Lindsay Tedds is an Assistant Professor in the School of Public Administration at the University of Victoria
At this time of year, as many of us are struggling to fill out our tax forms and meet our personal tax obligations in a timely fashion, it is hard not to throw select curse words in the direction of the Canada Revenue Agency (CRA). This is particularly true for those of us with more complicated returns, who have to navigate through the obtuse language in CRAs Income tax Information Circulars (ICs), Interpretation Bulletins (ITs), and Technical Information Bulletins.
While CRA may seem to be the classic villain at tax time, CRA can actually be better portrayed as Yin Yang. The Yin side is aptly demonstrated by CRAs assessor role, wherein it keeps hidden the information it knows about your tax obligations and forces you to show your cards first. Of course, if you are wrong, CRA is quick to hand out penalties and fines with little concern about the intent behind the errors. This is the role we are most familiar with.
The Yang side is less known to most taxpayers. CRA actually does have several initiatives to help tax filers meet their tax obligations and to increase information available to tax filers.

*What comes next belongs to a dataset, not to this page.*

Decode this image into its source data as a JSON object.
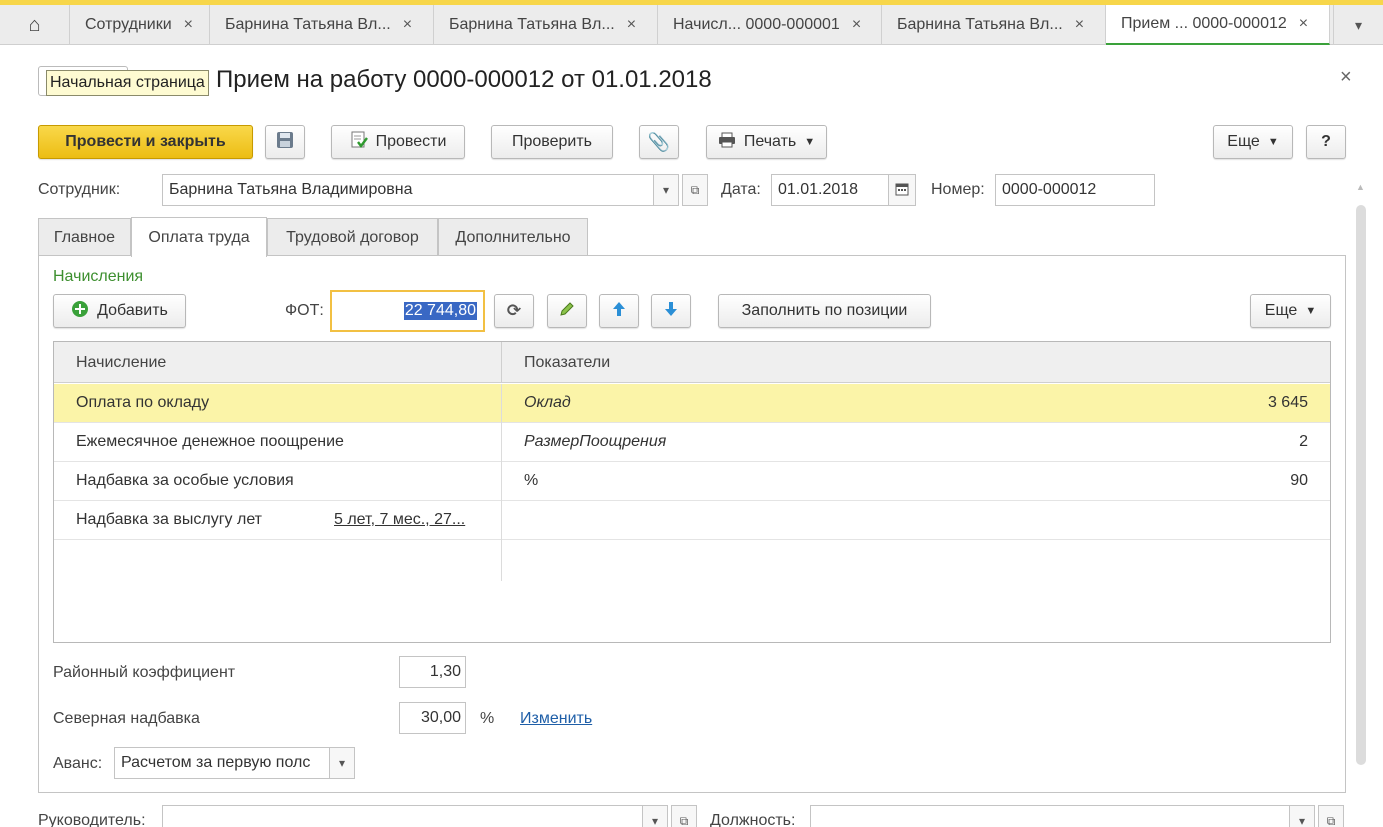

One such initiative is the Community Volunteer Income Tax Program ( CVITP). The CVITP was introduced in 1971 and has since grown to more than 16,000 volunteers associated with nearly 3,000 community partners. The CVITP connects the CRA with community organizations to help targeted taxpayers meet their tax obligations. The community organization co-ordinates clinics staffed with volunteers who help individuals with simple tax returns complete and file their returns and apply for related tax benefits. In exchange, the CRA trains and provides tax software to the volunteers.
The exact eligibility criteria for the program are not determined by CRA but rather by the community organization that is offering the assistance. For example, the International and Exchange Student Services (IESS) at the University of Victoria offers clinics to international students to help them fill out their income tax returns. Other community programs serve seniors, people with disabilities, aboriginal peoples, new immigrants, or those whose income does not exceed a threshold amount (suggested by CRA to be $25,000 for single taxpayers, $30,000 for single parents, and $35,000 for a couple). These clinics typically run between February and April of each year, though some run year round. For information on a CVITP clinic near you, consult CRAs CVITP website.
Another initiative is CRAs My Account. Launched in 2003, this online service provides access to your tax and benefit information. Since its launch, the amount of information available through My Account has increased and it now includes your tax information slips, your NETFILE access code, your carry forwards, and information on your TSFA and RRSP contribution limits and repayment obligations.
This service is a necessary and welcome move towards a more open and transparent tax system. Unfortunately, the tax slips information is limited (for example, my information was limited to the T4 issued by the University of Victoria and missed my plethora of T5s and T3s, among others). In addition, the registration process is quite tedious and tax filers who are not currently registered for My Account will be unlikely to complete the registration process in time for this year’s tax deadline of April 30. But once registered, you will have access for future year’s tax seasons.
Other initiatives include the Learning About Taxes and Teaching Taxes programs. Learning About Taxes is an online, self-directed learning unit that provides introductory information about Canada’s tax system and teaches you how to prepare a simple income tax and benefit return. Teaching Taxes provides learning material for educators wanting to teach their students about Canada’s tax system. It also provides information about preparing a basic income tax and benefit return. Both programs are free to register and to use. The Teaching Taxes program provides free copies of the Student Workbook. I have used both of these resources in my university-level classes with units on taxes.
While these initiatives do no eliminate the burden of meeting our tax obligations, they do ease the load. If schools were to adopt the Teaching Taxes program into the core curriculum, we could start to make headway in reducing the burden on future tax filers by providing information and skills to understand and successfully navigate the tax system.